Littunen said: “Above all it has helped bring online retail into the everyday experience of consumers, bringing ease to purchases, building trust and quietly revolutionising how orders are processed and delivered.

“But its sheer scale and aggressive tactics have also made online retail a daunting market for many would-be competitors – outside of the umbrella of Amazon’s growing seller services, that is.”

Amazon’s continued dominance helped drive a 23 per cent jump in sales to $35.7 billion in the first quarter of 2017.

Littunen said that in other advanced economies like the UK, different companies have been leading the charge in sectors like grocery and fashion, which Amazon has been slow to capture. But the US firm has still managed to impact Britain’s high street.

“Through a remorseless focus on fast and accurate home delivery Amazon has taken big chunks of non-food spending away from the high street, beginning with books and DVDs and then moving on to electricals and now clothing,” retail analyst and consultant Nick Bubb said.

“But the big unknown is whether it can do the same in grocery and whether it needs physical stores too.”

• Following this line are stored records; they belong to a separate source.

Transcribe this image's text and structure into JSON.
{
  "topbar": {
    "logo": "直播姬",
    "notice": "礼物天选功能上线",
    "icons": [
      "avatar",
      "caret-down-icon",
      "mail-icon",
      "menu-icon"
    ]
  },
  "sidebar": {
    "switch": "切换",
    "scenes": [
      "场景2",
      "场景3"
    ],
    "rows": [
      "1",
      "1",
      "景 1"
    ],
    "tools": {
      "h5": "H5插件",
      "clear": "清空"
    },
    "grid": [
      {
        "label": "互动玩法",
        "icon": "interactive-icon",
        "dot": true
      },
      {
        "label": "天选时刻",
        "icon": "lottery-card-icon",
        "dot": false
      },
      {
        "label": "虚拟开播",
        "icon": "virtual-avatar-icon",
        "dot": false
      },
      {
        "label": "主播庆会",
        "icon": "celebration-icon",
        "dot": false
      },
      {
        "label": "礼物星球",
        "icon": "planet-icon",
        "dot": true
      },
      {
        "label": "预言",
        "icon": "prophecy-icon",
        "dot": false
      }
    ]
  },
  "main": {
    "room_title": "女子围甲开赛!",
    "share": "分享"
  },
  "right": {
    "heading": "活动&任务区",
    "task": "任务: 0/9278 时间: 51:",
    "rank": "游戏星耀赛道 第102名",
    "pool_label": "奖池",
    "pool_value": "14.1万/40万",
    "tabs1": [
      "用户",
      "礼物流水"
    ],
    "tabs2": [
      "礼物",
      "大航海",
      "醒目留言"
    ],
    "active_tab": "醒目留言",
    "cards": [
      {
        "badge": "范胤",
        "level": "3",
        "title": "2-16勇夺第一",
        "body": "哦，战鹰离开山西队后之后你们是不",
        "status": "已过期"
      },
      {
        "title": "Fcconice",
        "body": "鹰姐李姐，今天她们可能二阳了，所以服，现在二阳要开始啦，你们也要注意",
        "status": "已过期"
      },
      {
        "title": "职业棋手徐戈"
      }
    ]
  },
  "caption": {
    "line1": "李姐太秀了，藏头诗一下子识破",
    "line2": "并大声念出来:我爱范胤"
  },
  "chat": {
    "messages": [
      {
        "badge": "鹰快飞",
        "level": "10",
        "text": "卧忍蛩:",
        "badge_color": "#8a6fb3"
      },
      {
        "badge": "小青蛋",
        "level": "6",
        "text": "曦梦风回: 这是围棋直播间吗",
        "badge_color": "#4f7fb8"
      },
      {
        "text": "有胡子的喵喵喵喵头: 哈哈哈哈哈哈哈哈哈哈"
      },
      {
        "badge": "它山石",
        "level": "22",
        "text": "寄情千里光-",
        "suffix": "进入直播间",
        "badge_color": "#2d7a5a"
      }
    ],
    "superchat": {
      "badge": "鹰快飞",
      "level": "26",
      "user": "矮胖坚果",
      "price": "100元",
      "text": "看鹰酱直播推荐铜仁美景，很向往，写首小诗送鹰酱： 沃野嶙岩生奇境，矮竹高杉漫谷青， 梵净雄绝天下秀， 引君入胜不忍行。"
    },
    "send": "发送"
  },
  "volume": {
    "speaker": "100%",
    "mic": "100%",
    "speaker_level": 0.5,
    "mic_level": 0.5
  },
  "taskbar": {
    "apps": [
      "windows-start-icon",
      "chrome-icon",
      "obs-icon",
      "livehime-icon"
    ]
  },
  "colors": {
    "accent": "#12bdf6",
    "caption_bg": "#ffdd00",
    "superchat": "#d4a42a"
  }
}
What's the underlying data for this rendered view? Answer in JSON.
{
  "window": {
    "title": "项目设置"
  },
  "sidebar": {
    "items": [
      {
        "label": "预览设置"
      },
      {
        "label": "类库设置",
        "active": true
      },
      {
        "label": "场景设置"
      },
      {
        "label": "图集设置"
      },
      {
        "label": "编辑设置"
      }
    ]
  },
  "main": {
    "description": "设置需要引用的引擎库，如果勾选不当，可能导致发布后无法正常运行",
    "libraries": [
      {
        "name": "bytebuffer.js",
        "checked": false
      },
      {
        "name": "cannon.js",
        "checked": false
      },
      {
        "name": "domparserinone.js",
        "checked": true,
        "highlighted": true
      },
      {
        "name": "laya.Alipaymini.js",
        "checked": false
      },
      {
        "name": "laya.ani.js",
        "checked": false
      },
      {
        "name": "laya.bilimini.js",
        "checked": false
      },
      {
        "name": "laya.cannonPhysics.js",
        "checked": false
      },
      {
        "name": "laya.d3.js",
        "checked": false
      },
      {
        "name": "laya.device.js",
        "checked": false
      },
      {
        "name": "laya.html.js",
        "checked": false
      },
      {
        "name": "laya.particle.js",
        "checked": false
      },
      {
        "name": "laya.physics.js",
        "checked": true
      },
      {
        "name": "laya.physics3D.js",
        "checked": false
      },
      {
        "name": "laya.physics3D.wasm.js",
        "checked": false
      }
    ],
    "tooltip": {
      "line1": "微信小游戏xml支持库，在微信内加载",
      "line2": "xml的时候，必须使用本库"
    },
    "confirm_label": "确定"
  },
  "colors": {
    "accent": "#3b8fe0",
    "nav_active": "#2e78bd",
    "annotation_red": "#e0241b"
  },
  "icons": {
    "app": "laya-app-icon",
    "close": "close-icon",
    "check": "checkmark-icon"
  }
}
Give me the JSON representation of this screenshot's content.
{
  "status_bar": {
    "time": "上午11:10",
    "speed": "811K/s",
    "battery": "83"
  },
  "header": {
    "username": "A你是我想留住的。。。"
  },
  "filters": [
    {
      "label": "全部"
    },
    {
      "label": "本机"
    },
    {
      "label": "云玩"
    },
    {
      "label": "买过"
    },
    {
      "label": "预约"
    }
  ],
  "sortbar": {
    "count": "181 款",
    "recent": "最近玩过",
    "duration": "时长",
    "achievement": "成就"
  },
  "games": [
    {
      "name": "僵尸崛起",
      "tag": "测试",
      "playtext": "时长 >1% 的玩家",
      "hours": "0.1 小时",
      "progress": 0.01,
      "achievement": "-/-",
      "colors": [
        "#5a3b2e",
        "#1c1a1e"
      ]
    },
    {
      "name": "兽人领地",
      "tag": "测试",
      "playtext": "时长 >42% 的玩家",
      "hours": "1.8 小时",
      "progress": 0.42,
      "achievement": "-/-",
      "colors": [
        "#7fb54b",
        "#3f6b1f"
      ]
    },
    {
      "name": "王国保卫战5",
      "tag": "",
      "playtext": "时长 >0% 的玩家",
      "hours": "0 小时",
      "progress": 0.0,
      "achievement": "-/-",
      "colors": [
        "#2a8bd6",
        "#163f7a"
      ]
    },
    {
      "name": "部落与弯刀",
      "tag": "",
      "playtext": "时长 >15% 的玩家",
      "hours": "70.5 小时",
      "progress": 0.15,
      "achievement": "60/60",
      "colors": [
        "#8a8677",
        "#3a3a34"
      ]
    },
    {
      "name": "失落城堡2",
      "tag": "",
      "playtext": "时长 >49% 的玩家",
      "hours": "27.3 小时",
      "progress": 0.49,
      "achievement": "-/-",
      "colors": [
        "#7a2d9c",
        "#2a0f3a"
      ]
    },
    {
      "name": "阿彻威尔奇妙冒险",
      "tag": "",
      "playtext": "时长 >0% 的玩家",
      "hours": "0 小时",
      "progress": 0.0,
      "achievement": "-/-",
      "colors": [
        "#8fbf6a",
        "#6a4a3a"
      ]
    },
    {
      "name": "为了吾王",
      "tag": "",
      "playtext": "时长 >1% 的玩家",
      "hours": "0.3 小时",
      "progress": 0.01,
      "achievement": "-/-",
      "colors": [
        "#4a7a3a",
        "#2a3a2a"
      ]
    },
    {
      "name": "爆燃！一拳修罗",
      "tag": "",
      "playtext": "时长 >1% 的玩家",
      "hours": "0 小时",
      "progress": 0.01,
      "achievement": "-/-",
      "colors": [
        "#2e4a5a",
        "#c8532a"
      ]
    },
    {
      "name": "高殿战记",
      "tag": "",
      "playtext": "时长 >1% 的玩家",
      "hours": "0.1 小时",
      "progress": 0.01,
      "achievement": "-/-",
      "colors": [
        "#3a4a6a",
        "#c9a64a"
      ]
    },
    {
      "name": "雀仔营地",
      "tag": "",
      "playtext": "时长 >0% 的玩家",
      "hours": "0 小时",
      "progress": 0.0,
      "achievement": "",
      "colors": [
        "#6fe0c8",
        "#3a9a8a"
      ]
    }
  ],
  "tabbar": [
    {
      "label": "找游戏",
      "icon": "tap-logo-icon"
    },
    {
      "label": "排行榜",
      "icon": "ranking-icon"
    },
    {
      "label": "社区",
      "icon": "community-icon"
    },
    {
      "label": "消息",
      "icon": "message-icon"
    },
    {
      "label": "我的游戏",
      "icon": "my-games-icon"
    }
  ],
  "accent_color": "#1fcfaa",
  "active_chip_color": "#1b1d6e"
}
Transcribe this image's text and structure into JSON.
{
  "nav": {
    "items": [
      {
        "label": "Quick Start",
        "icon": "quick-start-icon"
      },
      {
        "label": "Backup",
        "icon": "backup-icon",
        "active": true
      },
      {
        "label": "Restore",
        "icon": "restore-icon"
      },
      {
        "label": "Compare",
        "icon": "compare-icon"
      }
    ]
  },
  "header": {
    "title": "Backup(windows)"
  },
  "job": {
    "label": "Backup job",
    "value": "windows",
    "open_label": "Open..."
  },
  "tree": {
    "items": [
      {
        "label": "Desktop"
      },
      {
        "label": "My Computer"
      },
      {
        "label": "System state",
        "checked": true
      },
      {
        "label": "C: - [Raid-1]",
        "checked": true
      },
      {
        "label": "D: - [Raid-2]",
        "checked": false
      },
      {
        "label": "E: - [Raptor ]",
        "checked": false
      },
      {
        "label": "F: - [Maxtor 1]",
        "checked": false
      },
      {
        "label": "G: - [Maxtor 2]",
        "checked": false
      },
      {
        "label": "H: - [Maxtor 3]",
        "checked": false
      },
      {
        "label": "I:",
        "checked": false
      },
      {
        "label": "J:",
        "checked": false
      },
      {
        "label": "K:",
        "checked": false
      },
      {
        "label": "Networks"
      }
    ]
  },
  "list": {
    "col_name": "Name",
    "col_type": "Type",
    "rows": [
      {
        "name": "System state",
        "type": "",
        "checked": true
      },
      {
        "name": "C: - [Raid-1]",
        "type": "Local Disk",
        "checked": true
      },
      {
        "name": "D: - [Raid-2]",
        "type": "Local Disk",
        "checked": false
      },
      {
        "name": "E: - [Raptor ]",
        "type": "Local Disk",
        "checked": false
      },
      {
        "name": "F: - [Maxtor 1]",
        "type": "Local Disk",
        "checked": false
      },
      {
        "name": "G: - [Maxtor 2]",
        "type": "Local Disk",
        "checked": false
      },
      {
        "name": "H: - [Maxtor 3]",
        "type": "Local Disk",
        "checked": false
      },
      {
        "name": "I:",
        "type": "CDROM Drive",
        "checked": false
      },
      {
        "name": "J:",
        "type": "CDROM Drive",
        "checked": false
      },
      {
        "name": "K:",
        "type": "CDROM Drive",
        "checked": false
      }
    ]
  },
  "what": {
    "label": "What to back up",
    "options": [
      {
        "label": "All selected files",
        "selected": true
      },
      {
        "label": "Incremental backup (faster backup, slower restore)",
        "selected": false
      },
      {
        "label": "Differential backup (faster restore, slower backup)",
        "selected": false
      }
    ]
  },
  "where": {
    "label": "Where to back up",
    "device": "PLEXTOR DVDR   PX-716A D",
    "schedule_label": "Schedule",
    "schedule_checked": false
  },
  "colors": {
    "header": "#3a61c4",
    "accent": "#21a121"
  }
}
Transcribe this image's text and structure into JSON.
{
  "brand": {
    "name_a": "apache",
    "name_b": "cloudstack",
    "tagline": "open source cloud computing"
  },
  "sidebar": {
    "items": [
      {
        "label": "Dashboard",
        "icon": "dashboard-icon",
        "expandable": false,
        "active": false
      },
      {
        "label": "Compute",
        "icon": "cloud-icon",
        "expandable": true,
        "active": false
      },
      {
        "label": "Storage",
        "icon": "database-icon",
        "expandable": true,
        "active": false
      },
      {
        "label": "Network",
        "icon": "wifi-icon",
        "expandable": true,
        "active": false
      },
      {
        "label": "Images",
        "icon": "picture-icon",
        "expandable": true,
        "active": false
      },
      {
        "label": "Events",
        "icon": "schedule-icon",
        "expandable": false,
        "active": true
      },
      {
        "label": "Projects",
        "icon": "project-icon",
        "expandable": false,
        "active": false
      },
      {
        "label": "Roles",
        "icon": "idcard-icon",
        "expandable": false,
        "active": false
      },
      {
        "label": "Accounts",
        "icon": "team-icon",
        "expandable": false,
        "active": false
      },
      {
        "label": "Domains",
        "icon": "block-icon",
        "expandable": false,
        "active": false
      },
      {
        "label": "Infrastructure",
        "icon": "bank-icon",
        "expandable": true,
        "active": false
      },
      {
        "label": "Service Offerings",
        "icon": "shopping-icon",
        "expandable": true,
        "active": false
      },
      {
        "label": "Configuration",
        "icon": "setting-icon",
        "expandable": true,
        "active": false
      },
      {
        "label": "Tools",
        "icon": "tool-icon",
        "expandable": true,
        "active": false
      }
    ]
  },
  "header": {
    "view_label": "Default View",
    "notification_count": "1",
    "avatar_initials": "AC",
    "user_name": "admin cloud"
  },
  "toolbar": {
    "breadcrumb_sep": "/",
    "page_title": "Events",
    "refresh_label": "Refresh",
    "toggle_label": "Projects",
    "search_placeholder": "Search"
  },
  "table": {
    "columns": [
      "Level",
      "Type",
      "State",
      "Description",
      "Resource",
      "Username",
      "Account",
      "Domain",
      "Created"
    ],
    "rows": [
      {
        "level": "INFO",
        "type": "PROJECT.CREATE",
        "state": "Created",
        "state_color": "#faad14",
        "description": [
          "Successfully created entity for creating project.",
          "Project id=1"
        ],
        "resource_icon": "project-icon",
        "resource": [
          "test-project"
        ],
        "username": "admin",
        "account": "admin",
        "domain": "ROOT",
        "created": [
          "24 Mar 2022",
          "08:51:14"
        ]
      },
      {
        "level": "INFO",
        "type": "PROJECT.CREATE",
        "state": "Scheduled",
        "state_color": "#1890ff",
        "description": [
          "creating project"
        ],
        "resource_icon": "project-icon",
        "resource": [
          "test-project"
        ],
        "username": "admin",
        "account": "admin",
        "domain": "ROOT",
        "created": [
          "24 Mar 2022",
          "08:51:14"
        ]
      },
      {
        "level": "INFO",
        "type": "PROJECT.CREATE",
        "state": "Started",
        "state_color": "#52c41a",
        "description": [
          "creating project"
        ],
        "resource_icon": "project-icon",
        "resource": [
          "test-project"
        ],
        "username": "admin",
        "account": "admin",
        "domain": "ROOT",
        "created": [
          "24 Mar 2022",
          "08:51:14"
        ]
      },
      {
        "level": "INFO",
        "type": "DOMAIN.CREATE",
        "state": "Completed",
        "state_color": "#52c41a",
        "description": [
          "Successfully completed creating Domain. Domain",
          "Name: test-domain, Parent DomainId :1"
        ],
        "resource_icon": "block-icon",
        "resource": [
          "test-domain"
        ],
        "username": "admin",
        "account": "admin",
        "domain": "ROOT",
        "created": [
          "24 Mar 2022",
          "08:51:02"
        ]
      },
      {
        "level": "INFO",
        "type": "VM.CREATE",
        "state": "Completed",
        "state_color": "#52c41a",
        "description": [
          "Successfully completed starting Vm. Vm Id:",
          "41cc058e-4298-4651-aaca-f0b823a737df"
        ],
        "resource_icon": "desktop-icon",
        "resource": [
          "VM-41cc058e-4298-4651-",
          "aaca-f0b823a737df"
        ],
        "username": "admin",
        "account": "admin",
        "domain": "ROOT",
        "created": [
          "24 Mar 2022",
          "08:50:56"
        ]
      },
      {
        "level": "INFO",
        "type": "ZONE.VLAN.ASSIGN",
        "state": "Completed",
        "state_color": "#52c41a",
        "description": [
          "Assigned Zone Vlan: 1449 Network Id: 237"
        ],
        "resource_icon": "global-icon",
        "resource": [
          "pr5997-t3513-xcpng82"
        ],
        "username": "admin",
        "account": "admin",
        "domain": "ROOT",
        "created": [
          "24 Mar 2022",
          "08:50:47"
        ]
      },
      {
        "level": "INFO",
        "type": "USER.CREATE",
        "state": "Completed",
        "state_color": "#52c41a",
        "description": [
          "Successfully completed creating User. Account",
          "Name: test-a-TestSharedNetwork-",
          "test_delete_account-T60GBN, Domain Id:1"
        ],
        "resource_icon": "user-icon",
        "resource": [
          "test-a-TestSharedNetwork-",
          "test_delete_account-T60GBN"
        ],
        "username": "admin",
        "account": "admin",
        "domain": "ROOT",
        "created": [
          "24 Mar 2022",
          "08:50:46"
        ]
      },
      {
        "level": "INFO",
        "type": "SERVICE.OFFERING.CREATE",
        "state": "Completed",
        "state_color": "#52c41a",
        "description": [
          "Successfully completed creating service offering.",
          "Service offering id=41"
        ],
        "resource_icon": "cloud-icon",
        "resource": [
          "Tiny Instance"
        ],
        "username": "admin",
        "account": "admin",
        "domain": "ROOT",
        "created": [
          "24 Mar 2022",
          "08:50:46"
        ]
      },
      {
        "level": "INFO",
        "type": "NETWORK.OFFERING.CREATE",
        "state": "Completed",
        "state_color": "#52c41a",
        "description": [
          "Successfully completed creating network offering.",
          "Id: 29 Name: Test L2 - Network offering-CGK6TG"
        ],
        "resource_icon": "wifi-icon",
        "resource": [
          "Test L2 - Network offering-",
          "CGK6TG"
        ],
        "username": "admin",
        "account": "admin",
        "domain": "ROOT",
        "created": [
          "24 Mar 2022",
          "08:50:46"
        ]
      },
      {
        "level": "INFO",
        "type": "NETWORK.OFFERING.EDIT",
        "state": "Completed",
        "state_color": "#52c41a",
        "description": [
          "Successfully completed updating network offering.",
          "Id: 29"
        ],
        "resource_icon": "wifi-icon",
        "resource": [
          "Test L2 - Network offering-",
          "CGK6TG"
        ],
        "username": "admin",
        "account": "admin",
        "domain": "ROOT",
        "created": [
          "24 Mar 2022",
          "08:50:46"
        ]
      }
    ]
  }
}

Amazon announced in December that it will open a cashier-free bricks-and-mortar grocery store in Seattle, and already has a presence in the UK grocery market through a tie-up with Morrisons.